--- Materials provided Enclosed Below ---

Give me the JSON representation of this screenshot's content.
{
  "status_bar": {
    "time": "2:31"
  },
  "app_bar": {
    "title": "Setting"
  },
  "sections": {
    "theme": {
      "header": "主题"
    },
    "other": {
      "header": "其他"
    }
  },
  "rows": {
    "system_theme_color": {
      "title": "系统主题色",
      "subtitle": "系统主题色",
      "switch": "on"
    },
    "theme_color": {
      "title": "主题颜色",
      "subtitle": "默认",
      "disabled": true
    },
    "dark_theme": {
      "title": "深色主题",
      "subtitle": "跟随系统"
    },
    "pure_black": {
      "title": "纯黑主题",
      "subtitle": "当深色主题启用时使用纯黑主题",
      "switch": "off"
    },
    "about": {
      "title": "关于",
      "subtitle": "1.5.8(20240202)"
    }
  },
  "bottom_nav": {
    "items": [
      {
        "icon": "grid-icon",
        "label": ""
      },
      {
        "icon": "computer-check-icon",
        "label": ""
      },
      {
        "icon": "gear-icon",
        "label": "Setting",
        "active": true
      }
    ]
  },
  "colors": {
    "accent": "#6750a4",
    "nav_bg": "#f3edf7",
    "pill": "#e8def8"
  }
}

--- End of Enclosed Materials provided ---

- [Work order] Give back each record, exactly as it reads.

- [Task result]
Give me the JSON representation of this screenshot's content.
{
  "status_bar": {
    "time": "2:31"
  },
  "app_bar": {
    "title": "Setting"
  },
  "sections": {
    "theme": {
      "header": "主题"
    },
    "other": {
      "header": "其他"
    }
  },
  "rows": {
    "system_theme_color": {
      "title": "系统主题色",
      "subtitle": "系统主题色",
      "switch": "on"
    },
    "theme_color": {
      "title": "主题颜色",
      "subtitle": "默认",
      "disabled": true
    },
    "dark_theme": {
      "title": "深色主题",
      "subtitle": "跟随系统"
    },
    "pure_black": {
      "title": "纯黑主题",
      "subtitle": "当深色主题启用时使用纯黑主题",
      "switch": "off"
    },
    "about": {
      "title": "关于",
      "subtitle": "1.5.8(20240202)"
    }
  },
  "bottom_nav": {
    "items": [
      {
        "icon": "grid-icon",
        "label": ""
      },
      {
        "icon": "computer-check-icon",
        "label": ""
      },
      {
        "icon": "gear-icon",
        "label": "Setting",
        "active": true
      }
    ]
  },
  "colors": {
    "accent": "#6750a4",
    "nav_bg": "#f3edf7",
    "pill": "#e8def8"
  }
}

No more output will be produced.